1.Emmaus (Alessandro Baricco)- a simple and typical story that follows the basic narrative line is noticeable. The story was told in the first person. It follows the adventures of four friends through their high school days seemingly no different than their peers around the world. A religion-man-society writer confronts the motivational line of desire-love-sex-remorse-violence. He builds his characters into the crux of all these relationships by placing the adolescent intentionally at the center of the event. It allows the process of initial slight suspicion of later open defiance, final resignation and quiet contempt to be reflected in an individual burdened with self-identity issues.
2.The Ministry of Special Cases (by Nathan Englander)-this novel captivates readers, beginning with a memorable opening scene in the darkness of a forgotten Buenos Aires cemetery. At the heart of Argentina’s Dirty War, Kaddish Poznan is “straining” with a son who refuses to accept him. He fights for the woman who always saves him. He spends nights protecting the reputation of a community that denies its existence. The horrific mystery of missing children is being thrown to the knees by the Poznan family. The Ministry of Special Cases is their last resort.
3.The Silk (Alesssandro Baricco)-this story begins with a man touring the world and ends with a calming lake during a windy day. The man’s name is Hervé Joncour. Although his father saw his bright future in the military, Herve Joncour begins to earn a living doing a completely odd job. It was a business to which (unique, ironically, there was no fine line to give a gentle note of femininity. Hervé bought and sold mulberry silk to earn a living. That was in 1861. Flaubert was just writing “Salammbô.” was then pure conjecture.On the other side of the ocean, Abraham Lincoln fought a battle that would never end.Herve Joncourt was 32. He bought and sold mulberry silks.
4.The Island (by Victoria Hislop)-on the verge of a decision that will change her life Alexis Fielding wants to know a little more about her mother Sophia’s past who never talked about the past. The only thing she ever said was that she grew up on Cretes Greek Island. She then moved to London. However, when Alexis decides to visit Cretes Island, Sofia gives her a letter to send to her friend, promising to learn more about her mother’s past. Upon arriving at Plaka, Alexis discovers something startling – that there is a little deserted island of Spinaloga (formerly a Greek colony of leprosy sufferers) near her, then finds Fotini and finally hears a story her mother has hidden all her life.

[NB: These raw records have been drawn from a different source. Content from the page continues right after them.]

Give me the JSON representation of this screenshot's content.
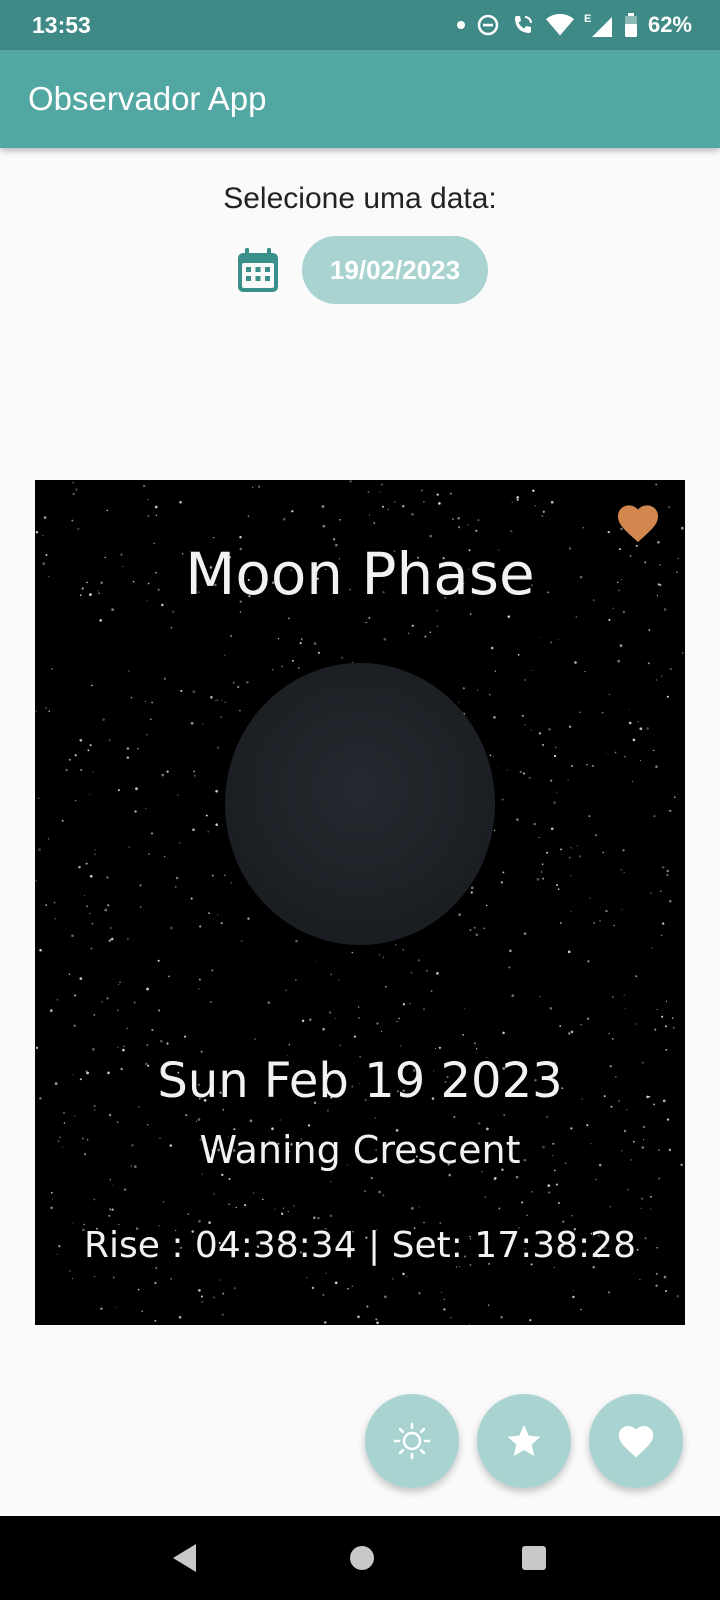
{
  "status_bar": {
    "time": "13:53",
    "battery": "62%"
  },
  "app_bar": {
    "title": "Observador App"
  },
  "date_picker": {
    "label": "Selecione uma data:",
    "date_value": "19/02/2023",
    "icon": "calendar-icon"
  },
  "moon_card": {
    "title": "Moon Phase",
    "date": "Sun Feb 19 2023",
    "phase": "Waning Crescent",
    "times": "Rise : 04:38:34 | Set: 17:38:28",
    "favorite_icon": "heart-icon",
    "favorite_color": "#d2874f"
  },
  "fabs": [
    {
      "icon": "sun-icon"
    },
    {
      "icon": "star-icon"
    },
    {
      "icon": "heart-icon"
    }
  ],
  "nav": {
    "back": "back-icon",
    "home": "home-icon",
    "recents": "recents-icon"
  },
  "colors": {
    "status": "#3f8a86",
    "primary": "#52a7a3",
    "accent_light": "#a9d3d1",
    "teal_icon": "#3a8f8a"
  }
}
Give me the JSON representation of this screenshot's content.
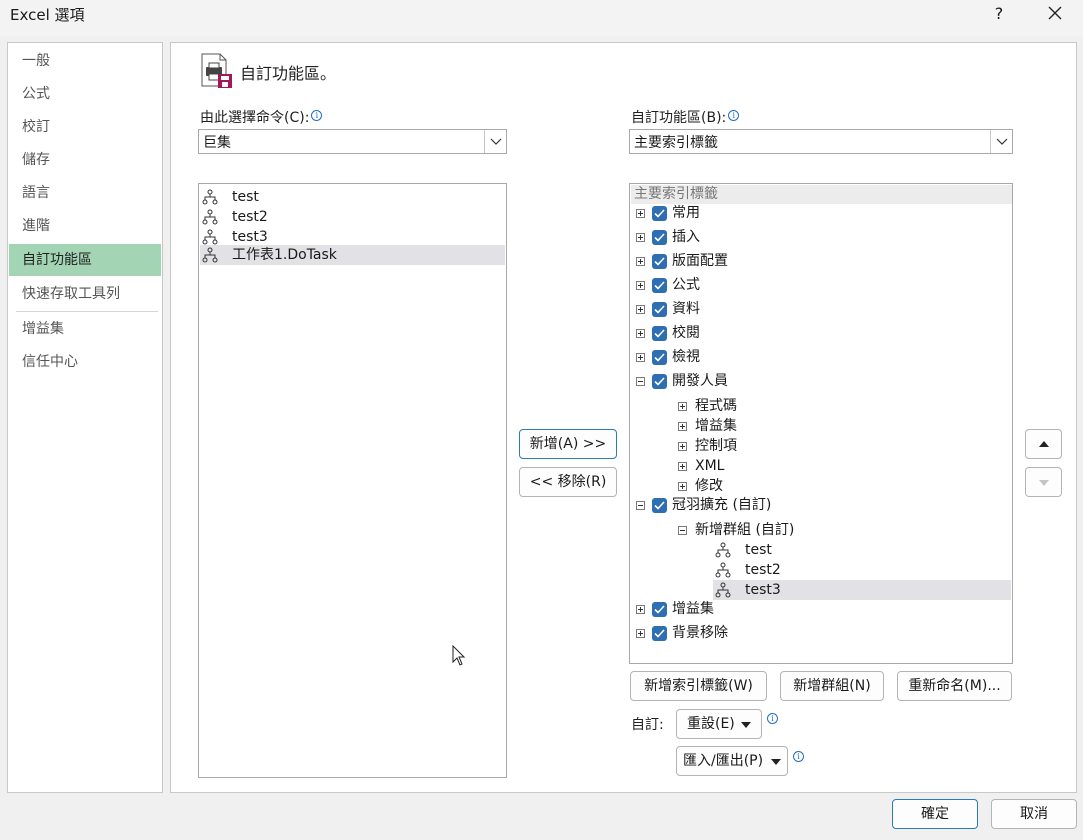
{
  "window": {
    "title": "Excel 選項",
    "help": "?"
  },
  "nav": {
    "items": [
      {
        "label": "一般"
      },
      {
        "label": "公式"
      },
      {
        "label": "校訂"
      },
      {
        "label": "儲存"
      },
      {
        "label": "語言"
      },
      {
        "label": "進階"
      },
      {
        "label": "自訂功能區"
      },
      {
        "label": "快速存取工具列"
      },
      {
        "label": "增益集"
      },
      {
        "label": "信任中心"
      }
    ],
    "selected": "自訂功能區"
  },
  "header": {
    "title": "自訂功能區。"
  },
  "left": {
    "label": "由此選擇命令(C):",
    "dropdown_value": "巨集",
    "items": [
      "test",
      "test2",
      "test3",
      "工作表1.DoTask"
    ],
    "selected_item": "工作表1.DoTask"
  },
  "middle": {
    "add_label": "新增(A) >>",
    "remove_label": "<< 移除(R)"
  },
  "right": {
    "label": "自訂功能區(B):",
    "dropdown_value": "主要索引標籤",
    "tree_header": "主要索引標籤",
    "tabs": [
      "常用",
      "插入",
      "版面配置",
      "公式",
      "資料",
      "校閱",
      "檢視",
      "開發人員"
    ],
    "dev_groups": [
      "程式碼",
      "增益集",
      "控制項",
      "XML",
      "修改"
    ],
    "custom_tab": "冠羽擴充 (自訂)",
    "custom_group": "新增群組 (自訂)",
    "custom_items": [
      "test",
      "test2",
      "test3"
    ],
    "selected_item": "test3",
    "after_tabs": [
      "增益集",
      "背景移除"
    ],
    "new_tab_label": "新增索引標籤(W)",
    "new_group_label": "新增群組(N)",
    "rename_label": "重新命名(M)...",
    "customize_label": "自訂:",
    "reset_label": "重設(E)",
    "import_export_label": "匯入/匯出(P)",
    "move_up_icon": "triangle-up-icon",
    "move_down_icon": "triangle-down-icon"
  },
  "footer": {
    "ok": "確定",
    "cancel": "取消"
  },
  "colors": {
    "nav_selected": "#a3d5b4",
    "checkbox": "#2e6fb3",
    "primary_border": "#2d7ab8"
  }
}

5.Juliet (by Anne Fortier)-young American Julie Jacobs will travel to Siena in search of her Italian roots and possible inheritance. There she discovers that her long-time ancestor, Giulietta Tolomei, is a 14th-century girl whose love for Rome dared defy their parents’ quarrel, which inspired the famous Shakespeare tragedy. Julia’s search will take her to the descendants of two families still living in Siena. In search of the past and discovering the secrets, Julie will be assisted by a colorful account and her obvious nephew. The police, the mafia and one mysterious motorcyclist will make her end. In order to understand what happened centuries ago, Julie has to unravel the secrets behind a piece of cloth, a dagger and a diary.
6.Spousonomics: Using economics to master love, marriage and dirty dishes (by Paula Szuchman and Jenny Anderson)-two American women journalists tell their book how to use economics to master love, marriage and dirty dishes. Based on their personal experience, the authors have written a book on the connection between marriage and economic laws.